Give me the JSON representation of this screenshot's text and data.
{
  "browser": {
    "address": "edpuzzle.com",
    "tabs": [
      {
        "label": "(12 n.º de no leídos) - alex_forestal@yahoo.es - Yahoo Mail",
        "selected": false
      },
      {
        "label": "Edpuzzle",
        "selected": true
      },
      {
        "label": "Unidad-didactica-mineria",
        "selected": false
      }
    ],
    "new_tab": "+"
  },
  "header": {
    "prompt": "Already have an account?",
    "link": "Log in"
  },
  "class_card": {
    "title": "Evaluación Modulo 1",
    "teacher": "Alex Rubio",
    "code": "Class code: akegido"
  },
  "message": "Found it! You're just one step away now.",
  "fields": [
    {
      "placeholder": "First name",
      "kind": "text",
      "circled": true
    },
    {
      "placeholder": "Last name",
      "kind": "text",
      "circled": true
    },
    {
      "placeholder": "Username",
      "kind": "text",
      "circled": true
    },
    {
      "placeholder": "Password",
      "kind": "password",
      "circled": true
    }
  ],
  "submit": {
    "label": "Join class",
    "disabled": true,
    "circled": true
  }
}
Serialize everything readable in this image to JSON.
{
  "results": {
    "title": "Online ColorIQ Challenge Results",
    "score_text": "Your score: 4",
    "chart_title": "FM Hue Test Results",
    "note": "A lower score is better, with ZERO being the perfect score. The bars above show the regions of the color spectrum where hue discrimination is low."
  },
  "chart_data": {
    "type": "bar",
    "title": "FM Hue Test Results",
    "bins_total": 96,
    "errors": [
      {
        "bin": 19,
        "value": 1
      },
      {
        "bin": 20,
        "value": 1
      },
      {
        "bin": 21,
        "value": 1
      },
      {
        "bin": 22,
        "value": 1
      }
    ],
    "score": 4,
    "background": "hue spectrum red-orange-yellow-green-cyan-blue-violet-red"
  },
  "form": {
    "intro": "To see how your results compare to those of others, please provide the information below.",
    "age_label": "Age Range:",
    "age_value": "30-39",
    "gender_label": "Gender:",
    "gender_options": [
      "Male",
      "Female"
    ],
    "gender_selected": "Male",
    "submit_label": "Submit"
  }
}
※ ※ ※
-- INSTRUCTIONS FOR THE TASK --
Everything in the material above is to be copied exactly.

-- ANSWER SECTION --
Give me the JSON representation of this screenshot's text and data.
{
  "browser": {
    "address": "edpuzzle.com",
    "tabs": [
      {
        "label": "(12 n.º de no leídos) - alex_forestal@yahoo.es - Yahoo Mail",
        "selected": false
      },
      {
        "label": "Edpuzzle",
        "selected": true
      },
      {
        "label": "Unidad-didactica-mineria",
        "selected": false
      }
    ],
    "new_tab": "+"
  },
  "header": {
    "prompt": "Already have an account?",
    "link": "Log in"
  },
  "class_card": {
    "title": "Evaluación Modulo 1",
    "teacher": "Alex Rubio",
    "code": "Class code: akegido"
  },
  "message": "Found it! You're just one step away now.",
  "fields": [
    {
      "placeholder": "First name",
      "kind": "text",
      "circled": true
    },
    {
      "placeholder": "Last name",
      "kind": "text",
      "circled": true
    },
    {
      "placeholder": "Username",
      "kind": "text",
      "circled": true
    },
    {
      "placeholder": "Password",
      "kind": "password",
      "circled": true
    }
  ],
  "submit": {
    "label": "Join class",
    "disabled": true,
    "circled": true
  }
}
Serialize everything readable in this image to JSON.
{
  "results": {
    "title": "Online ColorIQ Challenge Results",
    "score_text": "Your score: 4",
    "chart_title": "FM Hue Test Results",
    "note": "A lower score is better, with ZERO being the perfect score. The bars above show the regions of the color spectrum where hue discrimination is low."
  },
  "chart_data": {
    "type": "bar",
    "title": "FM Hue Test Results",
    "bins_total": 96,
    "errors": [
      {
        "bin": 19,
        "value": 1
      },
      {
        "bin": 20,
        "value": 1
      },
      {
        "bin": 21,
        "value": 1
      },
      {
        "bin": 22,
        "value": 1
      }
    ],
    "score": 4,
    "background": "hue spectrum red-orange-yellow-green-cyan-blue-violet-red"
  },
  "form": {
    "intro": "To see how your results compare to those of others, please provide the information below.",
    "age_label": "Age Range:",
    "age_value": "30-39",
    "gender_label": "Gender:",
    "gender_options": [
      "Male",
      "Female"
    ],
    "gender_selected": "Male",
    "submit_label": "Submit"
  }
}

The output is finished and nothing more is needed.